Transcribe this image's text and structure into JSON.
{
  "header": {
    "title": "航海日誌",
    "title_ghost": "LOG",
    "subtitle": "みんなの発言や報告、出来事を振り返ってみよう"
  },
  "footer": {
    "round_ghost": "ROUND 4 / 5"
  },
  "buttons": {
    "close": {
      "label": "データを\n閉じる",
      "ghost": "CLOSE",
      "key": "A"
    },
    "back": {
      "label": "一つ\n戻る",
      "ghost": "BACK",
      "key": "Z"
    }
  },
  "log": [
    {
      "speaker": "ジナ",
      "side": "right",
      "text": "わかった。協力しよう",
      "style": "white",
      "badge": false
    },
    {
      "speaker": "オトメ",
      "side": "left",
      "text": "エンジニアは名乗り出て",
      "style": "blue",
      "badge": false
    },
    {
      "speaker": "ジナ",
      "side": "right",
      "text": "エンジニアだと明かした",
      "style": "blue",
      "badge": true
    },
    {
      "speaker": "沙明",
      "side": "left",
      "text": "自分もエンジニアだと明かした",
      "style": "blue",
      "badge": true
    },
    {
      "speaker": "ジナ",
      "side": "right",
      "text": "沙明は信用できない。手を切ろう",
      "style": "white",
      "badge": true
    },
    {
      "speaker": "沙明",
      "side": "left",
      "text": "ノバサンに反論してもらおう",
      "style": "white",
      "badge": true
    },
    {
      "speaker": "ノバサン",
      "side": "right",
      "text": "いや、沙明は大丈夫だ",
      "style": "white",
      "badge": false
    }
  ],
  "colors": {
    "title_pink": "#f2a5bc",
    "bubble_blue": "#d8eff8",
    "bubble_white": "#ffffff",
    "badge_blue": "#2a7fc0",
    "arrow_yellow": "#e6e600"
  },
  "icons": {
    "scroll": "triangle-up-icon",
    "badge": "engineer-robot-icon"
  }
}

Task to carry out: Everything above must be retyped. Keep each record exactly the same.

Task solution:
Transcribe this image's text and structure into JSON.
{
  "header": {
    "title": "航海日誌",
    "title_ghost": "LOG",
    "subtitle": "みんなの発言や報告、出来事を振り返ってみよう"
  },
  "footer": {
    "round_ghost": "ROUND 4 / 5"
  },
  "buttons": {
    "close": {
      "label": "データを\n閉じる",
      "ghost": "CLOSE",
      "key": "A"
    },
    "back": {
      "label": "一つ\n戻る",
      "ghost": "BACK",
      "key": "Z"
    }
  },
  "log": [
    {
      "speaker": "ジナ",
      "side": "right",
      "text": "わかった。協力しよう",
      "style": "white",
      "badge": false
    },
    {
      "speaker": "オトメ",
      "side": "left",
      "text": "エンジニアは名乗り出て",
      "style": "blue",
      "badge": false
    },
    {
      "speaker": "ジナ",
      "side": "right",
      "text": "エンジニアだと明かした",
      "style": "blue",
      "badge": true
    },
    {
      "speaker": "沙明",
      "side": "left",
      "text": "自分もエンジニアだと明かした",
      "style": "blue",
      "badge": true
    },
    {
      "speaker": "ジナ",
      "side": "right",
      "text": "沙明は信用できない。手を切ろう",
      "style": "white",
      "badge": true
    },
    {
      "speaker": "沙明",
      "side": "left",
      "text": "ノバサンに反論してもらおう",
      "style": "white",
      "badge": true
    },
    {
      "speaker": "ノバサン",
      "side": "right",
      "text": "いや、沙明は大丈夫だ",
      "style": "white",
      "badge": false
    }
  ],
  "colors": {
    "title_pink": "#f2a5bc",
    "bubble_blue": "#d8eff8",
    "bubble_white": "#ffffff",
    "badge_blue": "#2a7fc0",
    "arrow_yellow": "#e6e600"
  },
  "icons": {
    "scroll": "triangle-up-icon",
    "badge": "engineer-robot-icon"
  }
}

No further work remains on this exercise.